It is also not surprising that keeping a "healthy" patient base is more assured if you continue to develop relationships with your current patients while you cultivate new ones.

Your patients are more likely to hold up their end of the "partnership," and come to you for treatment before a crisis develops if they are periodically reminded that you are "there" and are a valuable resource for maintaining optimum health.

It also follows that your patients will more likely think of you when they hear of someone elseís need for treatment if you remain in touch with them. It is very gratifying to hear that a new patient has come to you because of a hearty reference. That kind of natural growth tends to be the most secure and self perpetuating.

Todayís computer technology provides enough viable alternatives for a host of communication needs. Systems are available with a wide assortment of bells and whistles; some have great features that are particularly designed for the needs of health care providers. You can increase efficiency almost instantly with voice mail if your phones tend to ring off the hook and patients on hold can be assuaged with various excellent customized "message on hold" systems.

But to really increase the power of your phones and free staff time for more hands-on tasks than reminders and recall, you should look into computer- generated, automated communication systems.

The better systems are also flexible enough to deal with hang-ups, answering machines, group messages, multiple providers, and the like. Quality systems will let your patients leave messages for you and provide you with complete status reports (invaluable in curtailing conflicts with managed care patients for whose missed appointments you can charge).

Luckily, reminder calls are clearly not like those strange sales calls that tend to ring in the middle of cooking dinner Ė my favorite time for solicitation and interruption ("Blackened fish, anyone?"). Reminder calls from health providers have been proven to be overwhelmingly welcome. A number of clinical surveys have found automated calling systems "cost effective" and in the words of call recipients, "extremely helpful." They all conclude that the technology "positively" influences the patientís perception of the "professionalism and organization of the agency making the call."

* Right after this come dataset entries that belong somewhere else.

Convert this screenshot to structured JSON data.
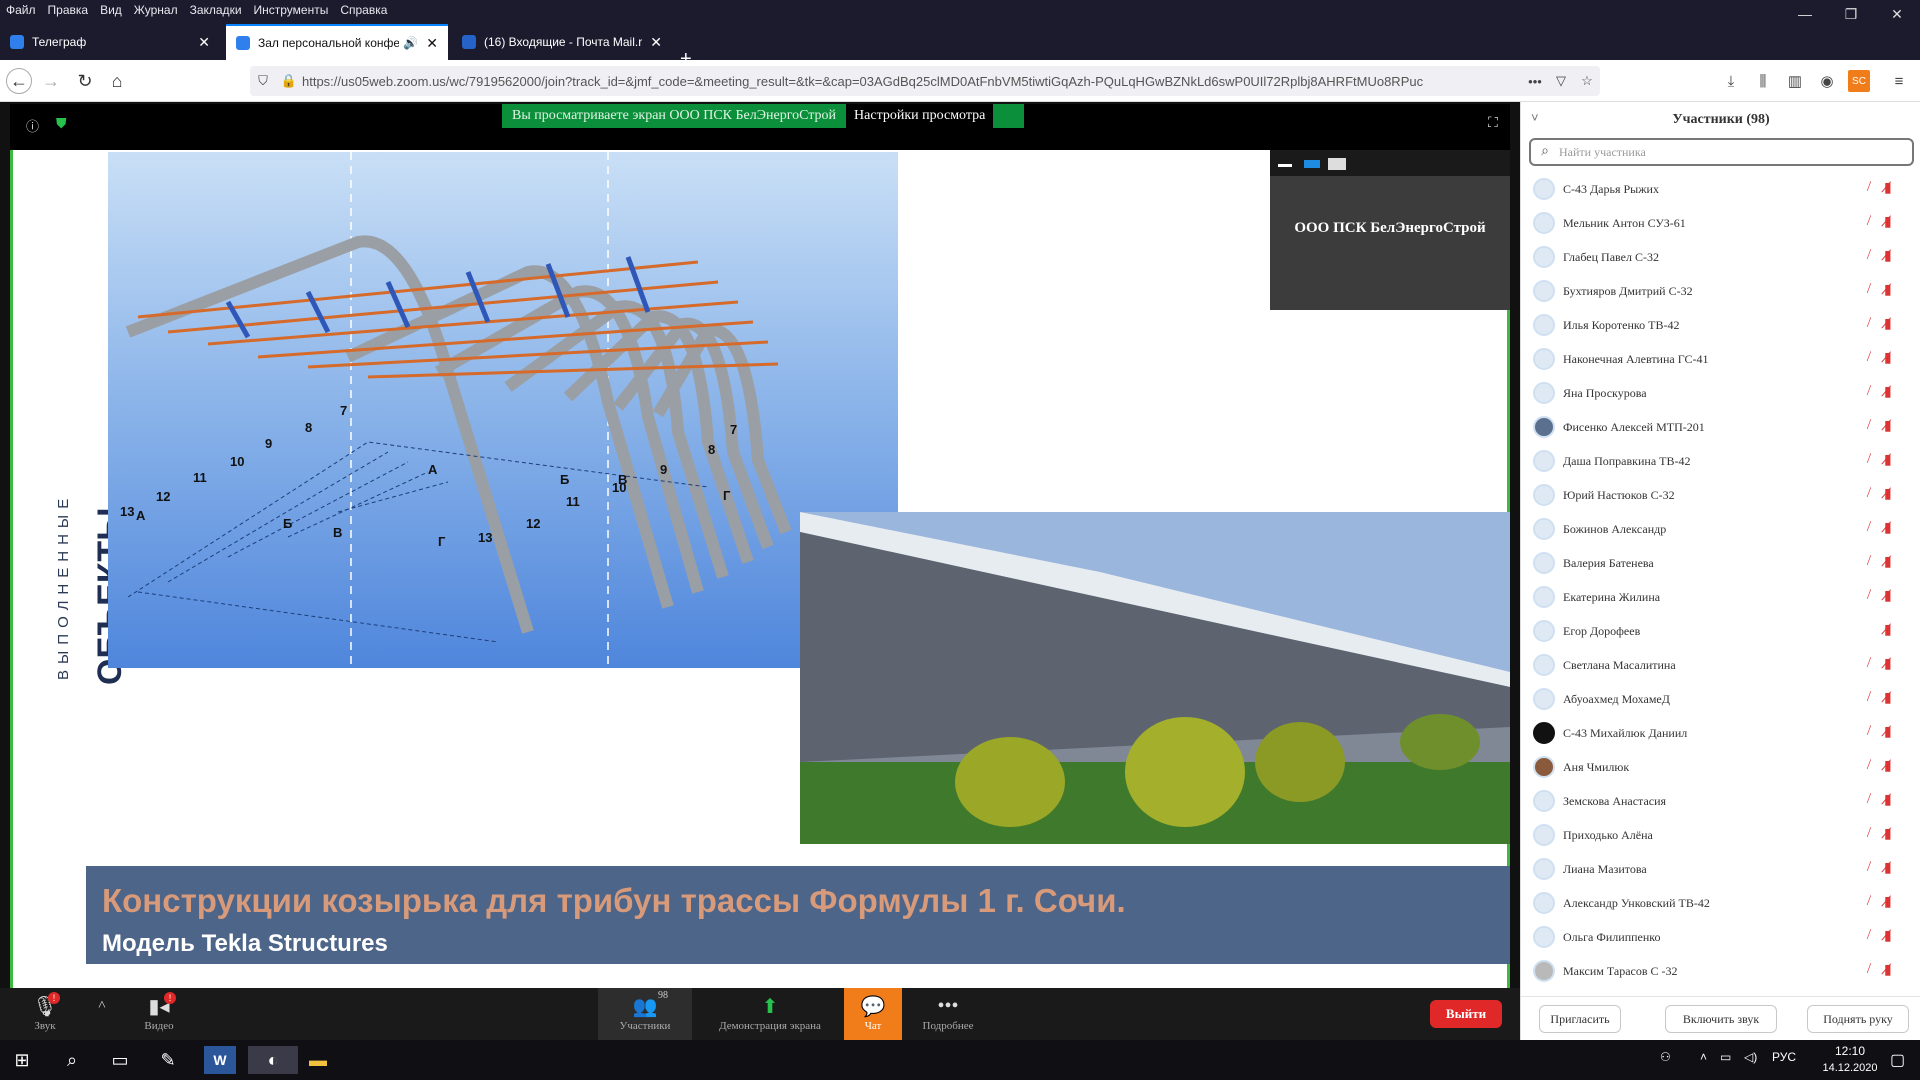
{
  "menu": [
    "Файл",
    "Правка",
    "Вид",
    "Журнал",
    "Закладки",
    "Инструменты",
    "Справка"
  ],
  "window_controls": {
    "minimize": "—",
    "maximize": "❐",
    "close": "✕"
  },
  "tabs": [
    {
      "label": "Телеграф",
      "favicon": "telegraph-icon"
    },
    {
      "label": "Зал персональной конфер",
      "favicon": "zoom-icon"
    },
    {
      "label": "(16) Входящие - Почта Mail.ru",
      "favicon": "mail-icon"
    }
  ],
  "new_tab": "+",
  "url": "https://us05web.zoom.us/wc/7919562000/join?track_id=&jmf_code=&meeting_result=&tk=&cap=03AGdBq25clMD0AtFnbVM5tiwtiGqAzh-PQuLqHGwBZNkLd6swP0UIl72Rplbj8AHRFtMUo8RPuc",
  "url_more": "•••",
  "meeting": {
    "share_banner": "Вы просматриваете экран ООО ПСК БелЭнергоСтрой",
    "view_settings": "Настройки просмотра",
    "presenter": "ООО ПСК БелЭнергоСтрой",
    "slide": {
      "vertical_small": "ВЫПОЛНЕННЫЕ",
      "vertical_big": "ОБЪЕКТЫ",
      "caption_title": "Конструкции козырька для трибун трассы Формулы 1 г. Сочи.",
      "caption_sub": "Модель Tekla Structures",
      "grid_labels": [
        "7",
        "8",
        "9",
        "10",
        "11",
        "12",
        "13",
        "А",
        "Б",
        "В",
        "Г",
        "13",
        "12",
        "11",
        "10",
        "9",
        "8",
        "7",
        "Б",
        "В",
        "Г",
        "А"
      ]
    }
  },
  "controls": {
    "audio": "Звук",
    "video": "Видео",
    "participants": "Участники",
    "participants_count": "98",
    "share": "Демонстрация экрана",
    "chat": "Чат",
    "more": "Подробнее",
    "leave": "Выйти",
    "audio_badge": "!",
    "video_badge": "!"
  },
  "panel": {
    "title": "Участники (98)",
    "search_placeholder": "Найти участника",
    "participants": [
      "С-43 Дарья Рыжих",
      "Мельник Антон СУЗ-61",
      "Глабец Павел С-32",
      "Бухтияров Дмитрий С-32",
      "Илья Коротенко ТВ-42",
      "Наконечная Алевтина ГС-41",
      "Яна Проскурова",
      "Фисенко Алексей МТП-201",
      "Даша Поправкина ТВ-42",
      "Юрий Настюков С-32",
      "Божинов Александр",
      "Валерия Батенева",
      "Екатерина Жилина",
      "Егор Дорофеев",
      "Светлана Масалитина",
      "Абуоахмед МохамеД",
      "С-43 Михайлюк Даниил",
      "Аня Чмилюк",
      "Земскова Анастасия",
      "Приходько Алёна",
      "Лиана Мазитова",
      "Александр Унковский ТВ-42",
      "Ольга Филиппенко",
      "Максим Тарасов С -32"
    ],
    "buttons": {
      "invite": "Пригласить",
      "unmute": "Включить звук",
      "raise_hand": "Поднять руку"
    }
  },
  "taskbar": {
    "lang": "РУС",
    "time": "12:10",
    "date": "14.12.2020"
  }
}
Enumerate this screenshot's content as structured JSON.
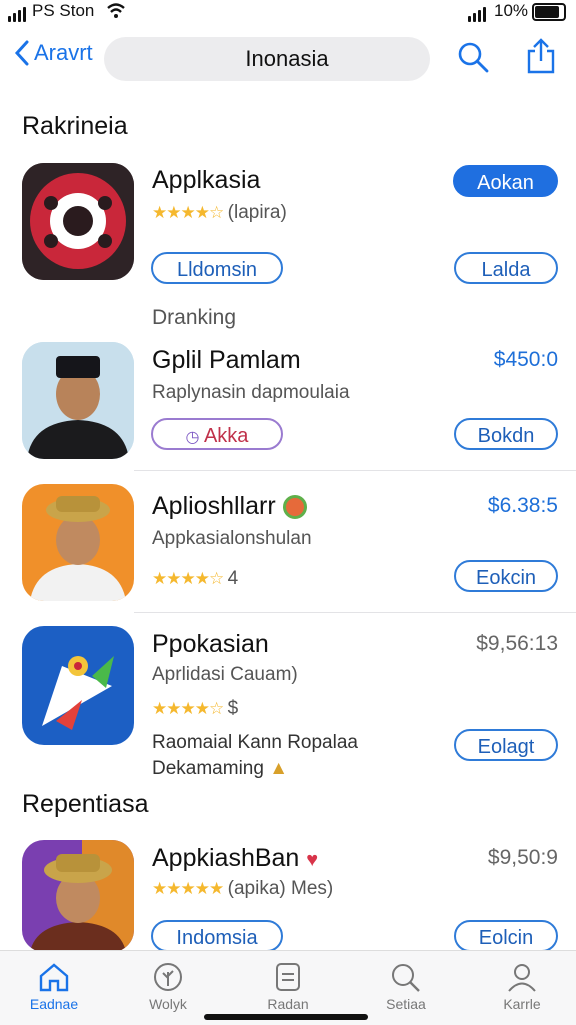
{
  "status": {
    "carrier": "PS Ston",
    "battery": "10%"
  },
  "nav": {
    "back_label": "Aravrt",
    "title": "Inonasia"
  },
  "sections": {
    "top": "Rakrineia",
    "middle": "Dranking",
    "bottom": "Repentiasa"
  },
  "apps": [
    {
      "name": "Applkasia",
      "subtitle": "",
      "rating_text": "(lapira)",
      "price": "",
      "action": "Aokan",
      "secondary": "Lldomsin",
      "tertiary": "Lalda",
      "stars": 4.5
    },
    {
      "name": "Gplil Pamlam",
      "subtitle": "Raplynasin dapmoulaia",
      "rating_text": "",
      "price": "$450:0",
      "action": "Bokdn",
      "secondary": "Akka",
      "tertiary": "",
      "stars": 0
    },
    {
      "name": "Aplioshllarr",
      "subtitle": "Appkasialonshulan",
      "rating_text": "4",
      "price": "$6.38:5",
      "action": "Eokcin",
      "secondary": "",
      "tertiary": "",
      "stars": 4.5
    },
    {
      "name": "Ppokasian",
      "subtitle": "Aprlidasi Cauam)",
      "rating_text": "$",
      "price": "$9,56:13",
      "action": "Eolagt",
      "desc1": "Raomaial Kann Ropalaa",
      "desc2": "Dekamaming",
      "stars": 4.5
    },
    {
      "name": "AppkiashBan",
      "subtitle": "",
      "rating_text": "(apika) Mes)",
      "price": "$9,50:9",
      "action": "Eolcin",
      "secondary": "Indomsia",
      "stars": 5
    }
  ],
  "tabs": [
    {
      "label": "Eadnae",
      "active": true
    },
    {
      "label": "Wolyk",
      "active": false
    },
    {
      "label": "Radan",
      "active": false
    },
    {
      "label": "Setiaa",
      "active": false
    },
    {
      "label": "Karrle",
      "active": false
    }
  ],
  "colors": {
    "accent": "#1f6fe0",
    "star": "#f5b82e"
  }
}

The costs of patient calling systems vary from around $1000 to tens of thousands of dollars. However, if you do your homework you can find the ones that have built a track record of service and offer multiple feature Ė especially important to health providers Some private practice and group practice users of this technology reports drops in missed appointments of up to 60% or more within a month of employing a reminder / recall system. Even this very tangible benefit could be only the beginning for the creative chiropractor. With a few technological adjustments, you can keep up with the times while you keep up with your patients.

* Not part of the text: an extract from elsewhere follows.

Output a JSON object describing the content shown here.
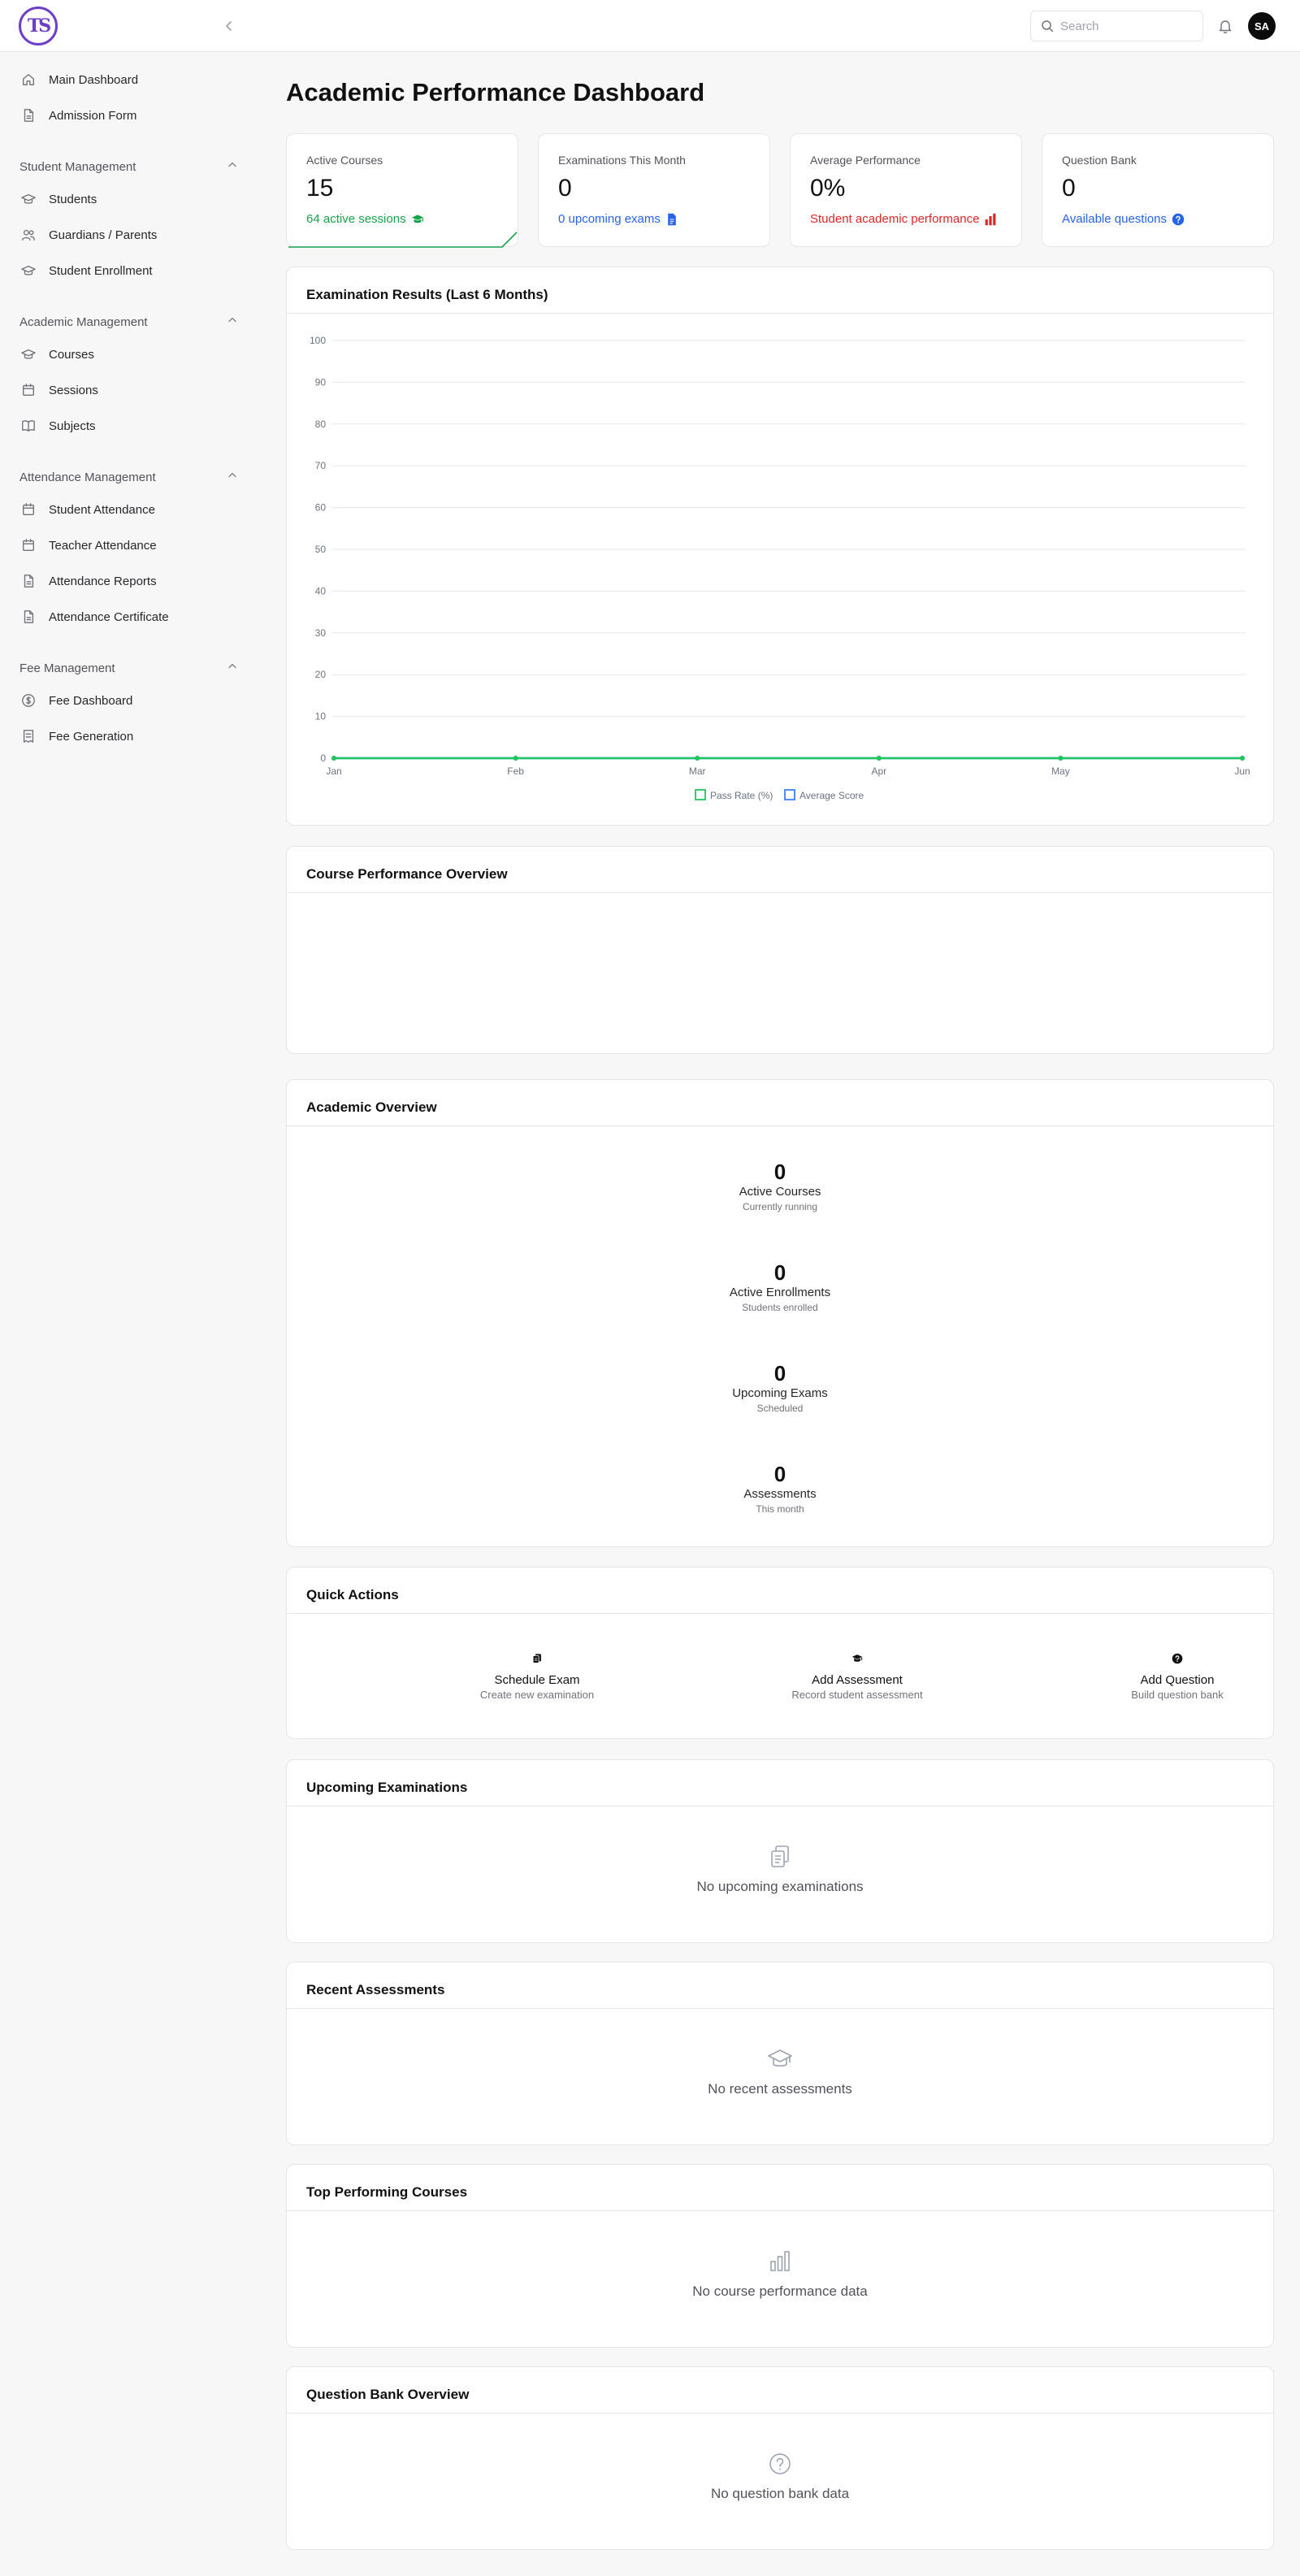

BEFORE YOU BUY

While reviewing a system's features you need to ask the following:

    1. How easy is the system to install? To use?

    2. Can it integrate/interface with your other software?

    3. How long has the manufacturer or developer been in business? How is their customer support record? Can you get references to talk to? Can you reach tech support?

    4. Is the system under warranty? How long? How expensive?

    5. Does the system recognize operator intercepts, answering machines, busy lines, no answers and hang-ups?

    6. Can you adjust the number of retries for busy numbers or no-answers? The number of minutes between retries? The number of rings per call?

    7. Can you record messages and "prompts" in your own voice or a staff member's?

    8. Can the system record messages back from your patients? Changed phone numbers?

    9. How many different messages can it send and, or receive per calling session? Can it handle more than one provider?

    10. Can calling sessions be loaded in advance? How much?

    11. Does the system have safeguards to prevent calling at undesirable times?

    12. Are the status reports of calls complete and easily available?

About Janice Williams

Janice Williams, based in Tucson, Arizona, is a communications consultant, professional musician, published author and freelance writer on music and the arts.